▸ **PROBLEM DESCRIPTION**
Please reproduce the records exactly, leaving out any pictures.

#####

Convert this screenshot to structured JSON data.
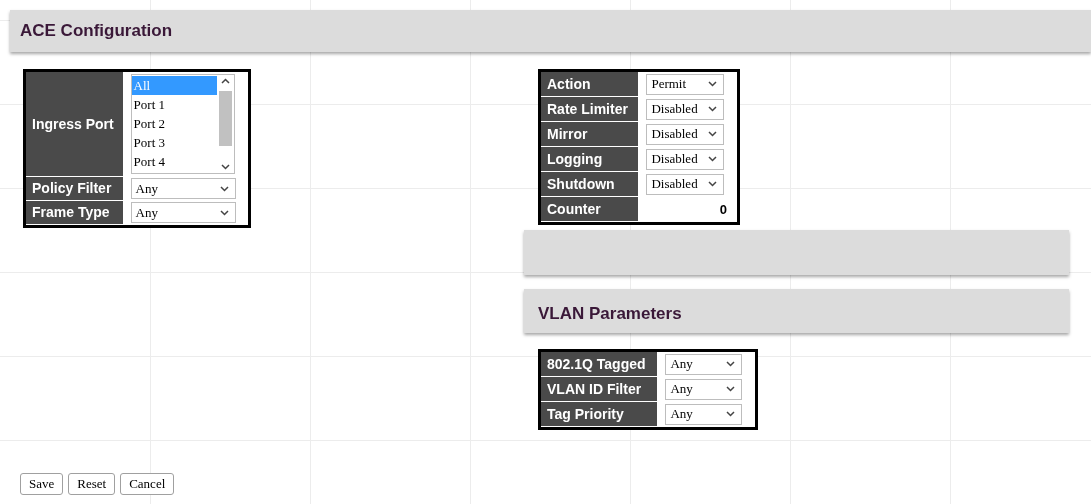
{
  "title": "ACE Configuration",
  "ingress_port": {
    "label": "Ingress Port",
    "options": [
      {
        "label": "All",
        "selected": true
      },
      {
        "label": "Port 1",
        "selected": false
      },
      {
        "label": "Port 2",
        "selected": false
      },
      {
        "label": "Port 3",
        "selected": false
      },
      {
        "label": "Port 4",
        "selected": false
      }
    ]
  },
  "left_fields": [
    {
      "label": "Policy Filter",
      "value": "Any"
    },
    {
      "label": "Frame Type",
      "value": "Any"
    }
  ],
  "action_fields": [
    {
      "kind": "select",
      "label": "Action",
      "value": "Permit"
    },
    {
      "kind": "select",
      "label": "Rate Limiter",
      "value": "Disabled"
    },
    {
      "kind": "select",
      "label": "Mirror",
      "value": "Disabled"
    },
    {
      "kind": "select",
      "label": "Logging",
      "value": "Disabled"
    },
    {
      "kind": "select",
      "label": "Shutdown",
      "value": "Disabled"
    },
    {
      "kind": "counter",
      "label": "Counter",
      "value": "0"
    }
  ],
  "vlan_parameters": {
    "title": "VLAN Parameters",
    "fields": [
      {
        "label": "802.1Q Tagged",
        "value": "Any"
      },
      {
        "label": "VLAN ID Filter",
        "value": "Any"
      },
      {
        "label": "Tag Priority",
        "value": "Any"
      }
    ]
  },
  "buttons": [
    "Save",
    "Reset",
    "Cancel"
  ]
}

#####

▸ **ANSWER SPACE**
Convert this screenshot to structured JSON data.
{
  "title": "ACE Configuration",
  "ingress_port": {
    "label": "Ingress Port",
    "options": [
      {
        "label": "All",
        "selected": true
      },
      {
        "label": "Port 1",
        "selected": false
      },
      {
        "label": "Port 2",
        "selected": false
      },
      {
        "label": "Port 3",
        "selected": false
      },
      {
        "label": "Port 4",
        "selected": false
      }
    ]
  },
  "left_fields": [
    {
      "label": "Policy Filter",
      "value": "Any"
    },
    {
      "label": "Frame Type",
      "value": "Any"
    }
  ],
  "action_fields": [
    {
      "kind": "select",
      "label": "Action",
      "value": "Permit"
    },
    {
      "kind": "select",
      "label": "Rate Limiter",
      "value": "Disabled"
    },
    {
      "kind": "select",
      "label": "Mirror",
      "value": "Disabled"
    },
    {
      "kind": "select",
      "label": "Logging",
      "value": "Disabled"
    },
    {
      "kind": "select",
      "label": "Shutdown",
      "value": "Disabled"
    },
    {
      "kind": "counter",
      "label": "Counter",
      "value": "0"
    }
  ],
  "vlan_parameters": {
    "title": "VLAN Parameters",
    "fields": [
      {
        "label": "802.1Q Tagged",
        "value": "Any"
      },
      {
        "label": "VLAN ID Filter",
        "value": "Any"
      },
      {
        "label": "Tag Priority",
        "value": "Any"
      }
    ]
  },
  "buttons": [
    "Save",
    "Reset",
    "Cancel"
  ]
}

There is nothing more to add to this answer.